Data about app and page elements

○ ○ ○ ○ ○

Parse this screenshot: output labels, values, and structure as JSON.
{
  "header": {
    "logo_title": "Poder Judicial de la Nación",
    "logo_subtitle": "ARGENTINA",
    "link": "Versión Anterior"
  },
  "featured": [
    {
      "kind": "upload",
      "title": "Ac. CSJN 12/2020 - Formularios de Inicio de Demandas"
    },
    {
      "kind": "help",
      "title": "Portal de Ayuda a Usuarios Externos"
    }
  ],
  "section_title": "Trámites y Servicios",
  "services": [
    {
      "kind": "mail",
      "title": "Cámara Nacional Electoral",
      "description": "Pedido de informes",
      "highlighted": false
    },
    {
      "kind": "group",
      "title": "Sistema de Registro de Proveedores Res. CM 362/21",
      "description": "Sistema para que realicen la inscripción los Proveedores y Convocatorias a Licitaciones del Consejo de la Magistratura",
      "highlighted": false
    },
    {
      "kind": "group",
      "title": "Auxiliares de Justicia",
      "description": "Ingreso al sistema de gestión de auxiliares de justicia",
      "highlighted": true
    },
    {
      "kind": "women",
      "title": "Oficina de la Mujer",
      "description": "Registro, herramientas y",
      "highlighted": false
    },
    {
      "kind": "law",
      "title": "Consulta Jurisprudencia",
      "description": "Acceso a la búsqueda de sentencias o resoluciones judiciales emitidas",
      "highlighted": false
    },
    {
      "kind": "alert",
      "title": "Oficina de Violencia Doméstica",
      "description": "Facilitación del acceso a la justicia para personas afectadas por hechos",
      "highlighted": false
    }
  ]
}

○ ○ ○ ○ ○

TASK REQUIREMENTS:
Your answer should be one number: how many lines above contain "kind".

ANSWER SECTION:
8